Appreciation for our progenitors is ageless. In this excerpt, E. H. Reed
writes to his father and sister reflecting on his grandmother:
March 25, 1928
"I stop and think quite often, of the difference between my life and
Grandmother Mason's. And it makes me glad that I live now instead of
75 years ago. I don't think that I would have the courage to carry on
under the conditions that she had to face. She and you leave a heritage of
courage under difficulties that are more valuable than much gold.
I met a woman not long ago who was left with, I believe three children and
a fair sized equity in a nice home. She complained bitterly of her lot. She
spoke enviously of others who had more than she. She was a whiner.
And I thanked my ancestors that I came from sterner stuff."
Some of our ancestors were very diligent in
keeping diaries of their
From the journal of an ancestor: A week in the life of Aunt Maggie - September 1889
- Sept. 23 -- "I went to town with apples. Phebe worked on carriage
and buggy. When I got home I helped her. Cora had pot pie for dinner."
- Sept. 24 -- "Worked on carriage and buggy. Eddie topped corn."
- Sept. 25 -- "I went to town with apples. We finished the buggy. Cora
had nice beef soup for dinner."
- Sept. 26 -- "Father, Phebe, Emerson and I went to meeting. Father and
Phebe went home. Looked like rain. I forgot to say I started to town at 4
o'clock; then P. And Cora spurred up and did quite a large wash while I
was gone and made ½ gallon grape butter."
- Sept. 27 -- "We dug the potatoes, plowed them with big plow. Eva
Moore spent the day here. She and Cora borrowed Smith's harness
and Jinirie's spring wagon."
- Sept. 28 -- "I gathered most of a load of apples, 9 bu. Cold out in short
time. Got a new gray cloth dress for Cora. Eddie finished picking and
putting away the potatoes."
- Sept. 29 -- "All went to first day school and meeting. After dinner I called
at Josaphines. She went with me to Grays. Cora and Annie Mason soon
came. Cora, Emerson and I went to Andrews to get glasses and medicine
for my eyes. It rained. Johnnie tied the lantern under the wagon and we
got home between showers nicely."

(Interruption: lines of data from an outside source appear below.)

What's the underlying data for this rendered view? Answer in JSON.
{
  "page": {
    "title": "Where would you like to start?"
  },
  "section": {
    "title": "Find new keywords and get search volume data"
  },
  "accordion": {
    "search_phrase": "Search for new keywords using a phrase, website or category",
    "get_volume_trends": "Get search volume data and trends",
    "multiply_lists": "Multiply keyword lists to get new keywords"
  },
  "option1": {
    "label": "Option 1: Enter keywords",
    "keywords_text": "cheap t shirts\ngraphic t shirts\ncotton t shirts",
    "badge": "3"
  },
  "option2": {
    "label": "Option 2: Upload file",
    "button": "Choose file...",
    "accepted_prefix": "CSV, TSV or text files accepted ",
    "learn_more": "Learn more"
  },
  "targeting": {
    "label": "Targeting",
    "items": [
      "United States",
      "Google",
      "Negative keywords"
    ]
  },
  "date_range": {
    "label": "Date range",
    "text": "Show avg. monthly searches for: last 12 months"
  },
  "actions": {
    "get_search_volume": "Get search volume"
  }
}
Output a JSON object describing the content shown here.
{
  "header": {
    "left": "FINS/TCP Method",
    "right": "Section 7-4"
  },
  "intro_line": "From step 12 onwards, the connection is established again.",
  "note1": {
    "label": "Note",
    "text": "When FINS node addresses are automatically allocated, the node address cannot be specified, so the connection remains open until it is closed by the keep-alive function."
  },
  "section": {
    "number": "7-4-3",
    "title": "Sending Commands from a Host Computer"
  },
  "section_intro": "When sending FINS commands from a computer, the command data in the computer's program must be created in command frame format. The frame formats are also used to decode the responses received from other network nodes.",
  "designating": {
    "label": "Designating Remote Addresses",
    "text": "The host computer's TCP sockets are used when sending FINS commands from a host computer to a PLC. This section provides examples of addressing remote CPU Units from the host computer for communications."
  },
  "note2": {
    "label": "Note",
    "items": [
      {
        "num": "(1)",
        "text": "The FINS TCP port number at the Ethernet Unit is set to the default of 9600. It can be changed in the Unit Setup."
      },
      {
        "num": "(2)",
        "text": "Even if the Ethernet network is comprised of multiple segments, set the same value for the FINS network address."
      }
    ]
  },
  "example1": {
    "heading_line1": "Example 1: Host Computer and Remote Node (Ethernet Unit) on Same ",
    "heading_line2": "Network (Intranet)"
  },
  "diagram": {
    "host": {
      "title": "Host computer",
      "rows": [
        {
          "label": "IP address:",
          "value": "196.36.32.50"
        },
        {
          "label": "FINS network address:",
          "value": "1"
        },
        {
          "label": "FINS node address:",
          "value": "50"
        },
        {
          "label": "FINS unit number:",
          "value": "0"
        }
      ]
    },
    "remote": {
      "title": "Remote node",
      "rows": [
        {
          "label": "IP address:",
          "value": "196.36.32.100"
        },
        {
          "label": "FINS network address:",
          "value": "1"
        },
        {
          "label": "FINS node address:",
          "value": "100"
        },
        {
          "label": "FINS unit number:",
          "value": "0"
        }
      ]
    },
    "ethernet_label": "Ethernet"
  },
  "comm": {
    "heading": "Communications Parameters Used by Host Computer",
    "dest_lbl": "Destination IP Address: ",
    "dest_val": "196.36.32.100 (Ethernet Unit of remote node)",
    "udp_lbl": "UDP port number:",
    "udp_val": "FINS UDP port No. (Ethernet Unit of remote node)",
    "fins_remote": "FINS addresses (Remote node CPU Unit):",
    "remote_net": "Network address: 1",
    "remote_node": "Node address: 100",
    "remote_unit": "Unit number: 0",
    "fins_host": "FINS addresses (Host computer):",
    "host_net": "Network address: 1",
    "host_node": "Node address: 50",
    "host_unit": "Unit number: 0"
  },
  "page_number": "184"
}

Here are two questions about Aunt Maggie's journal entries...
What is missing? We have about three years worth of this dear ancestor's
diary. It is all very much like the week shown here. Re-read events from those

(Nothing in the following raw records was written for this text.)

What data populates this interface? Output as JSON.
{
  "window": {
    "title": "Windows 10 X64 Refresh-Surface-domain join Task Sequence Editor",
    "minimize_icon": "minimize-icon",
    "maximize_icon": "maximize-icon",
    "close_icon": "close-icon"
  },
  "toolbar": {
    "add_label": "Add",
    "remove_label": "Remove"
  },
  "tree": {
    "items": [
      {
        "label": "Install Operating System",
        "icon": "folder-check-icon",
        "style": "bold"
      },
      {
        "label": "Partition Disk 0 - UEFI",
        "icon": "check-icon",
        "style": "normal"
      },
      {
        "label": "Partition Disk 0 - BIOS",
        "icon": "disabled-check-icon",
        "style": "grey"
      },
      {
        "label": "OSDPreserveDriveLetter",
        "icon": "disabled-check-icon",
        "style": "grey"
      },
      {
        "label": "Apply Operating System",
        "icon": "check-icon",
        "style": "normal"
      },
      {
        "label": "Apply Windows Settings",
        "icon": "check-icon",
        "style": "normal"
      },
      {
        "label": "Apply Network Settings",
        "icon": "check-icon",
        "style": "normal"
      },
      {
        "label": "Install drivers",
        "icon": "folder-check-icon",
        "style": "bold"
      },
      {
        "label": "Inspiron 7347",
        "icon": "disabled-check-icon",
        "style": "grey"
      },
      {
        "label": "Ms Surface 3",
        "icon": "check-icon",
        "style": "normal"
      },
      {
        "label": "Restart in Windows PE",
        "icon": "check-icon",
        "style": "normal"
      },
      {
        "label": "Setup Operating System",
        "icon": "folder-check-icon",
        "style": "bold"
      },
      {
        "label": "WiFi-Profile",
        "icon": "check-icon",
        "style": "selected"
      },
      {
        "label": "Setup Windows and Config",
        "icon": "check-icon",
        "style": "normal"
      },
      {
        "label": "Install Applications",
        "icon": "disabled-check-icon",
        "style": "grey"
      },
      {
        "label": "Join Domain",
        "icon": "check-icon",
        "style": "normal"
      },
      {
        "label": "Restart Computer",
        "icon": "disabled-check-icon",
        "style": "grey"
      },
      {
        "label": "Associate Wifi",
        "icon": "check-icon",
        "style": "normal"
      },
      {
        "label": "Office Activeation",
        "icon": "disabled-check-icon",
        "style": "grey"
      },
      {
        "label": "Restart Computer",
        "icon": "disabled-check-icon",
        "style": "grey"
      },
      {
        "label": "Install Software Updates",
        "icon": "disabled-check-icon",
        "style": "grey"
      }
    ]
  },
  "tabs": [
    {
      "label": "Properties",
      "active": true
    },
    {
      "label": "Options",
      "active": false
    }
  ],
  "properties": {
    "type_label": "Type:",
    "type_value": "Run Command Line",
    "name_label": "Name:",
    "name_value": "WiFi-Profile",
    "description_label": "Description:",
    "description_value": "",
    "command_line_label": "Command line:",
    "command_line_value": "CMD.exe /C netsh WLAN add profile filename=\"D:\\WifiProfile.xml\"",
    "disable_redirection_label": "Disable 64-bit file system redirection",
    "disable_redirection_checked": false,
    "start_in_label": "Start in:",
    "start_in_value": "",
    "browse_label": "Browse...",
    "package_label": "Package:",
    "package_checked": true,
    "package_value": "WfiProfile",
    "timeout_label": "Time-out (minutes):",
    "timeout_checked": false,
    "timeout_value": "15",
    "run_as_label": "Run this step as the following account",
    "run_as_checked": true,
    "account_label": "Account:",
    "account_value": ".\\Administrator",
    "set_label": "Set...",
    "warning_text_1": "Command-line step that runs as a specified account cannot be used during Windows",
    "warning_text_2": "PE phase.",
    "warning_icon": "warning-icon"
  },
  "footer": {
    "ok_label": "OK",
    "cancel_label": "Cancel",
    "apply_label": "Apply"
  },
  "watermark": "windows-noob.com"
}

seven days and think about it-- what is missing?
The answer - More DETAILS!
There are so many unanswered questions. Don't misunderstand. We are
very happy to have a copy of her diary - but how we wish she had
elaborated a little more.
- What town did she sell apples in? What was the town like?
- I have heard of apple butter, but how do you make grape butter?
- What was Cora's reaction when she got her new gray dress?
- What was the sermon about in the Church meeting?
- Was anything interesting said during her visits later that day?
Keep this in mind when you write in your own diary or journal.
Make sure that you write the details.
Feedback from this article: Here are some special stories
shared with me about some of our reader's ancestors:
- "After reading some of the diary entries in this month's (Treasure
Maps newsletter) issue, I wanted to share something. My grandmother passed away in 1990,
unfortunately, my grandfather was taken from us the following year. His
great grandfather kept a log of a ship he was on. After he came home from
sea, his wife took over the book. In it are daily entries from the 1870's.
Such as "it was sunny today, E went to meeting." My sister and I read this
with fascination and began to feel as if we knew this woman personally.
She also used the book to record birthdays and death dates.
- Along with some locks of hair from her children. So this book became
known to us as the "hair book"! I decided to decipher the names, because
there was no reference as to how they were related to her. When I went to
Middleboro, MA (where they are from) and found them all in the town
records, they truly became family to me. I now cherish the "hair" book
more than ever. These people came to life for me." (Nancy Caswell)
- "My mother who passed away in 1981, would not allow any of us 13 children
to say the word "hate". She thought the word was too vulgar to use. She
would tap our lips if we said the word. Even today I tell people to think
when you say you hate something. It always made sense to me..." (Lou Seymour)